If you have been awarded benefit payments for an accidental injury, do not just sit-back and expect the money to come rolling in. The agency that has to deliver such payments has a legal right to seek answers to certain questions. Was the treatment that you received necessary? Were the charges for that same treatment reasonable? Your ability to answer such questions helps to prove the veracity of your claim.
The documents that you must produce, if you want payments to continue
1. You will need to collect those papers that prove that you were at the site that you say administered your treatment. At the same time, you ought to gather the paperwork that establishes the fact that you showed up for all of your scheduled doctor’s visits. If you have a copy of a doctor’s bill, arrange for it to be sent to the insurance adjuster for the party that has been deemed at-fault.
2. Get proof of the fact that the treatment or test was provided. Why do you need that, if you can show that you arrived on time at a designated location? The insurance for the opposing party wants to be sure that you did not sign some paper upon entering a waiting area, and then leave without getting tested or treated.
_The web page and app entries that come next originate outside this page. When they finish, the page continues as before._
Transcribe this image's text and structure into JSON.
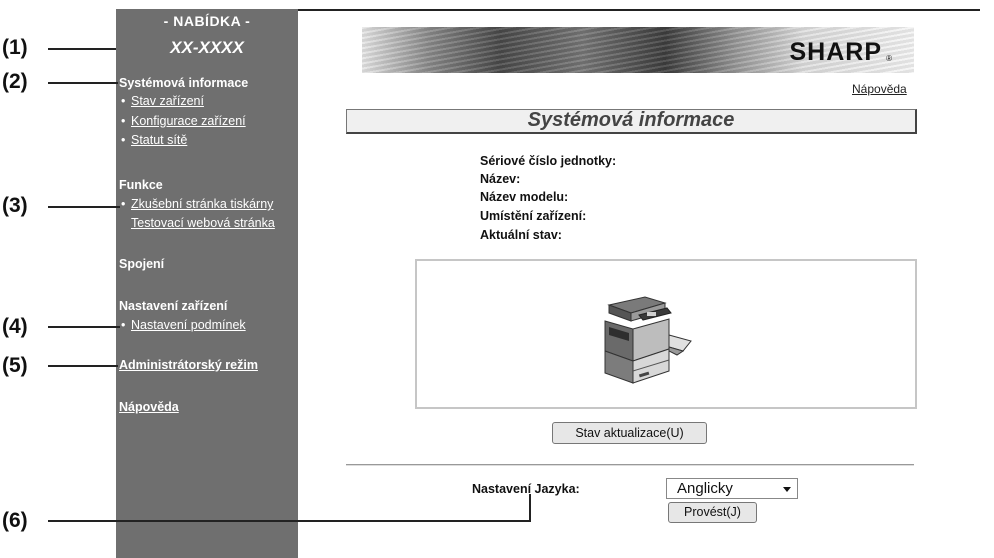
{
  "sidebar": {
    "title": "- NABÍDKA -",
    "model": "XX-XXXX",
    "sections": [
      {
        "label": "Systémová informace",
        "items": [
          "Stav zařízení",
          "Konfigurace zařízení",
          "Statut sítě"
        ]
      },
      {
        "label": "Funkce",
        "items": [
          "Zkušební stránka tiskárny",
          "Testovací webová stránka"
        ]
      },
      {
        "label": "Spojení"
      },
      {
        "label": "Nastavení zařízení",
        "items": [
          "Nastavení podmínek"
        ]
      }
    ],
    "admin_link": "Administrátorský režim",
    "help_link": "Nápověda"
  },
  "callouts": [
    "(1)",
    "(2)",
    "(3)",
    "(4)",
    "(5)",
    "(6)"
  ],
  "header": {
    "brand": "SHARP",
    "registered": "®",
    "help_link": "Nápověda"
  },
  "main": {
    "title": "Systémová informace",
    "info_labels": [
      "Sériové číslo jednotky:",
      "Název:",
      "Název modelu:",
      "Umístění zařízení:",
      "Aktuální stav:"
    ],
    "refresh_button": "Stav aktualizace(U)",
    "language": {
      "label": "Nastavení Jazyka:",
      "selected": "Anglicky",
      "apply_button": "Provést(J)"
    }
  }
}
3. Obtain evidence that the care given to you contributed in some way to your diagnosis or treatment. If a series of procedures were part of the diagnostic strategy or the administered treatments, make that fact clear in the documents that you present.
4. Get a hold of those documents that list the actual cost for the services that you obtained. As mentioned above, those should go to the adjuster for the company that is working with the at-fault party. Additionally, you can let your Personal Injury Lawyer in Cambridge deal with the negotiations.
What to watch for, as you gather the various documents
1. The absence of any link between your injury and negligence on the part of the defendant. The tests and the doctor’s report should establish such a link.
2. A paper that indicates that you once requested reimbursement for an item that you had not mentioned in your claim.
3. A paper that states a charge for a treatment or a healing aid that did not contribute to your recovery from the accidental injury.
4. A document that contains information concerning a billed amount, one that falls well below the amount that was stated in your claim.
5. Any evidence that your injury was made-up, or that the treatment administered exceeded by far that amount that should have been necessary. Remember that you might have been placed under surveillance. Maybe you were seen doing things that you had told your doctor you could not do.